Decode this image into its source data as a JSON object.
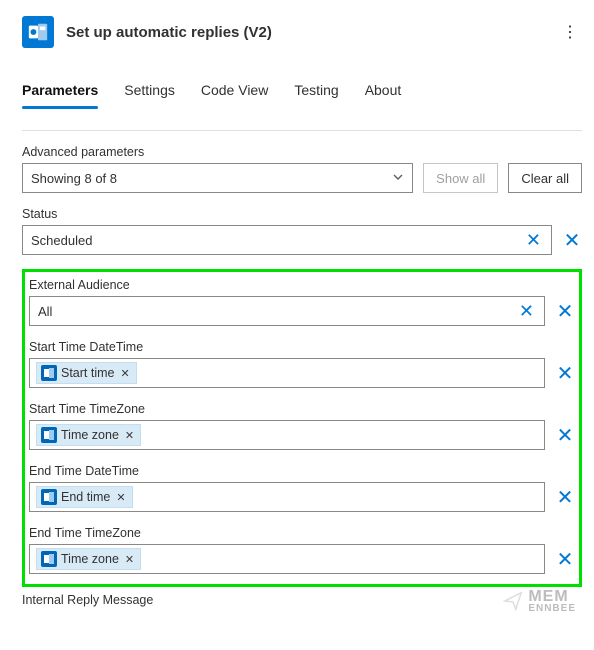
{
  "header": {
    "title": "Set up automatic replies (V2)"
  },
  "tabs": [
    "Parameters",
    "Settings",
    "Code View",
    "Testing",
    "About"
  ],
  "activeTab": 0,
  "advanced": {
    "label": "Advanced parameters",
    "selectValue": "Showing 8 of 8",
    "showAll": "Show all",
    "clearAll": "Clear all"
  },
  "fields": {
    "status": {
      "label": "Status",
      "value": "Scheduled"
    },
    "externalAudience": {
      "label": "External Audience",
      "value": "All"
    },
    "startDateTime": {
      "label": "Start Time DateTime",
      "token": "Start time"
    },
    "startTimeZone": {
      "label": "Start Time TimeZone",
      "token": "Time zone"
    },
    "endDateTime": {
      "label": "End Time DateTime",
      "token": "End time"
    },
    "endTimeZone": {
      "label": "End Time TimeZone",
      "token": "Time zone"
    },
    "internalReply": {
      "label": "Internal Reply Message"
    }
  },
  "watermark": {
    "top": "MEM",
    "bottom": "ENNBEE"
  }
}
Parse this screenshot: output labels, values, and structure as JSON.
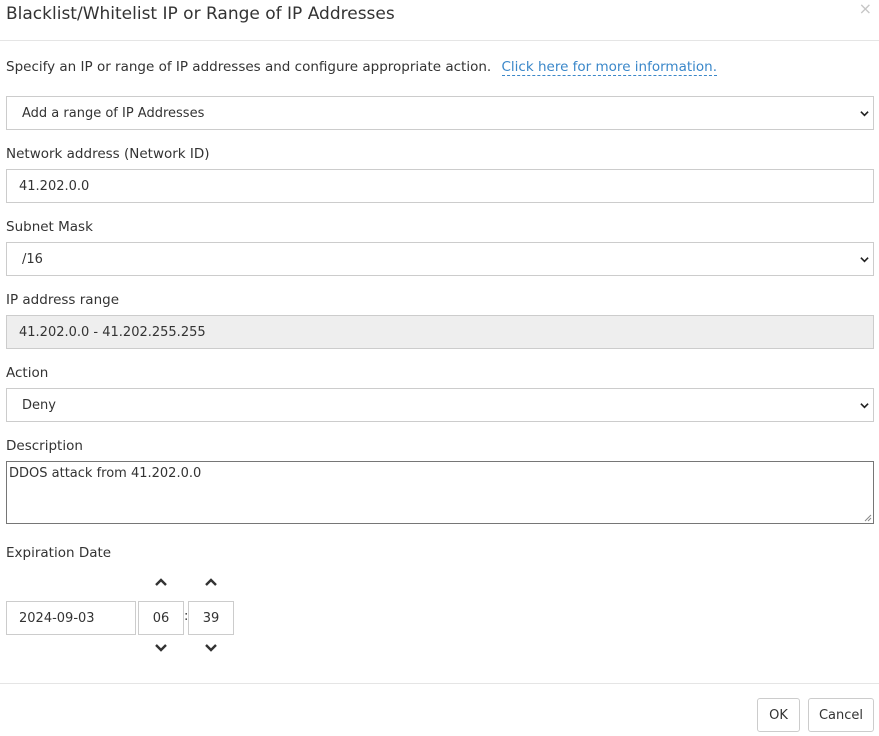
{
  "dialog": {
    "title": "Blacklist/Whitelist IP or Range of IP Addresses",
    "close_icon": "×",
    "intro": "Specify an IP or range of IP addresses and configure appropriate action.",
    "info_link": "Click here for more information."
  },
  "form": {
    "type_select": {
      "value": "Add a range of IP Addresses"
    },
    "network_address": {
      "label": "Network address (Network ID)",
      "value": "41.202.0.0"
    },
    "subnet_mask": {
      "label": "Subnet Mask",
      "value": "/16"
    },
    "ip_range": {
      "label": "IP address range",
      "value": "41.202.0.0 - 41.202.255.255"
    },
    "action": {
      "label": "Action",
      "value": "Deny"
    },
    "description": {
      "label": "Description",
      "value": "DDOS attack from 41.202.0.0"
    },
    "expiration": {
      "label": "Expiration Date",
      "date": "2024-09-03",
      "hour": "06",
      "minute": "39",
      "separator": ":"
    }
  },
  "footer": {
    "ok_label": "OK",
    "cancel_label": "Cancel"
  },
  "colors": {
    "link": "#3a87c9",
    "border": "#cccccc",
    "readonly_bg": "#eeeeee"
  }
}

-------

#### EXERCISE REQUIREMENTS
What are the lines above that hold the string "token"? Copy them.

#### RESULT OF THIS EXERCISE
      "token": "Start time"
      "token": "Time zone"
      "token": "End time"
      "token": "Time zone"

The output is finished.